Herpes esophagitis leads to:
- inflammation of the oesophagus
- damage to the lining of the oesophagus
- painful or difficult swallowing
- chest pain
- throat pain
Your doctor will monitor you if you develop such a condition.
Conditions That are Mistaken for Oral Herpes
There are several things mistaken for herpes, some of which include:
Contact Dermatitis vs Herpes
Contact dermatitis is a skin condition that can result in a red, itchy, dry, or scaly rash. Blisters can also appear. Like herpes, it can recur, but the rash can occur anywhere on the skin and usually resolves once direct contact with an irritant is removed.

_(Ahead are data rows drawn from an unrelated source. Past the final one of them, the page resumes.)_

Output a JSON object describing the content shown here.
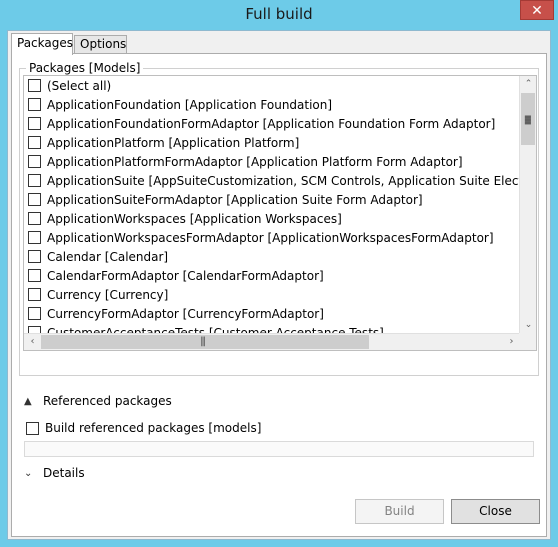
{
  "window": {
    "title": "Full build",
    "close_glyph": "✕"
  },
  "tabs": [
    {
      "label": "Packages",
      "active": true
    },
    {
      "label": "Options",
      "active": false
    }
  ],
  "packages_group": {
    "legend": "Packages [Models]",
    "items": [
      {
        "label": "(Select all)",
        "checked": false
      },
      {
        "label": "ApplicationFoundation [Application Foundation]",
        "checked": false
      },
      {
        "label": "ApplicationFoundationFormAdaptor [Application Foundation Form Adaptor]",
        "checked": false
      },
      {
        "label": "ApplicationPlatform [Application Platform]",
        "checked": false
      },
      {
        "label": "ApplicationPlatformFormAdaptor [Application Platform Form Adaptor]",
        "checked": false
      },
      {
        "label": "ApplicationSuite [AppSuiteCustomization, SCM Controls, Application Suite Electronic Rep",
        "checked": false
      },
      {
        "label": "ApplicationSuiteFormAdaptor [Application Suite Form Adaptor]",
        "checked": false
      },
      {
        "label": "ApplicationWorkspaces [Application Workspaces]",
        "checked": false
      },
      {
        "label": "ApplicationWorkspacesFormAdaptor [ApplicationWorkspacesFormAdaptor]",
        "checked": false
      },
      {
        "label": "Calendar [Calendar]",
        "checked": false
      },
      {
        "label": "CalendarFormAdaptor [CalendarFormAdaptor]",
        "checked": false
      },
      {
        "label": "Currency [Currency]",
        "checked": false
      },
      {
        "label": "CurrencyFormAdaptor [CurrencyFormAdaptor]",
        "checked": false
      },
      {
        "label": "CustomerAcceptanceTests [Customer Acceptance Tests]",
        "checked": false
      }
    ]
  },
  "icons": {
    "scroll_up": "chevron-up-icon",
    "scroll_down": "chevron-down-icon",
    "scroll_left": "chevron-left-icon",
    "scroll_right": "chevron-right-icon",
    "expand_up": "caret-up-icon",
    "expand_down": "caret-down-icon"
  },
  "glyphs": {
    "up": "⌃",
    "down": "⌄",
    "left": "‹",
    "right": "›",
    "expanded": "▲",
    "collapsed": "⌄"
  },
  "referenced": {
    "header": "Referenced packages",
    "checkbox_label": "Build referenced packages [models]",
    "checked": false
  },
  "details": {
    "header": "Details"
  },
  "buttons": {
    "build": "Build",
    "build_enabled": false,
    "close": "Close"
  },
  "colors": {
    "title_bar": "#6dcbe8",
    "close_button": "#c7504a"
  }
}
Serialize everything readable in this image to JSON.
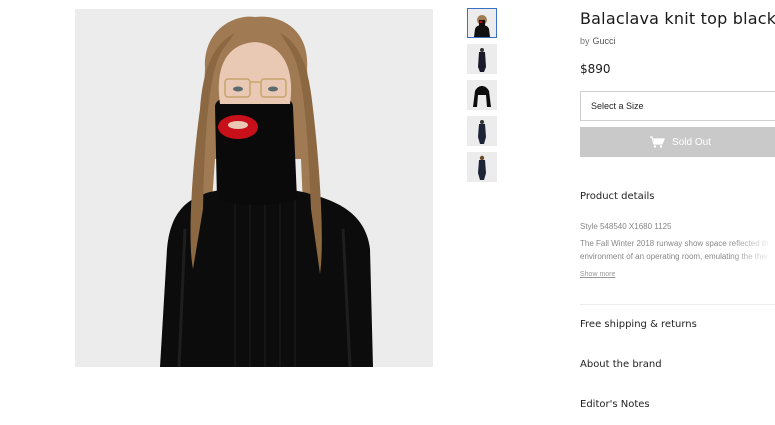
{
  "product": {
    "title": "Balaclava knit top black",
    "by_label": "by",
    "brand": "Gucci",
    "price": "$890"
  },
  "size_select": {
    "placeholder": "Select a Size"
  },
  "sold_out_button": {
    "label": "Sold Out",
    "icon": "shopping-bag-icon"
  },
  "product_details": {
    "heading": "Product details",
    "style": "Style 548540 X1680 1125",
    "description_lines": [
      "The Fall Winter 2018 runway show space reflected th",
      "environment of an operating room, emulating the ther"
    ],
    "show_more": "Show more"
  },
  "sections": {
    "shipping": "Free shipping & returns",
    "about": "About the brand",
    "editor": "Editor's Notes"
  },
  "gallery": {
    "thumbnail_count": 5,
    "active_index": 0
  },
  "colors": {
    "sold_out_bg": "#c9c9c9",
    "image_bg": "#ececec",
    "active_thumb_border": "#3b6fc4"
  }
}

Herpes vs Canker Sores
Herpes sores are highly contagious. The sores present as fluid-filled blisters. Canker sores are painful and they appear inside the mouth and can be caused by various factors. The sores appear as flat sores or ulcers.
When to Consult a Doctor
If you are worried about a cold sore on your lip or have symptoms of a herpes outbreak connect with our online doctor at Your Doctors Online. You can get a prescription instantly.
FAQs About Oral Herpes Answered by Your Doctors Online Team
Yes, you can get herpes on your tongue. HSV-1 can cause sores on the lips, nose, tip of the tongue, under the tongue, gums, cheeks, throat, the roof of the mouth, chin, or neck.
Initially, you may notice redness, swelling, itchiness, bumps on your tongue or pain in a specific region. The sore will appear at this site. Next, a white mark can appear on the tongue and develop into yellowish ulcers.
Sores can sometimes resolve on their own. In case of frequent outbreaks, antiviral treatments such as a pill, topical cream, or ointment are prescribed by a doctor. Some common antivirals include:
Herpetic sores look like blisters which initially appear as small, shallow ulcers on a red base and then soon become dry and crusted, appearing yellow. You can also develop herpes blisters on the tongue or herpes under the tongue.
HSV infection can be passed by kissing, sharing infected objects such as lip balm or utensils or touching the infected person’s skin.
Some tests to diagnose herpes include virus culture (PCR), blood test or biopsy.
Treatment options include over-the-counter creams, benzocaine (Orajel), and docosanol (Abreva). Some oral antiviral pills include famciclovir or valacyclovir.
Some measures that may help prevent oral herpes include:
Avoid direct contact with someone who has herpes sores.
Don’t share glasses, straws, or other items with someone who has HSV-1.
Wash towels and bedding in boiling water after each use.
Don’t have oral sex if you or your partner is diagnosed with oral herpes.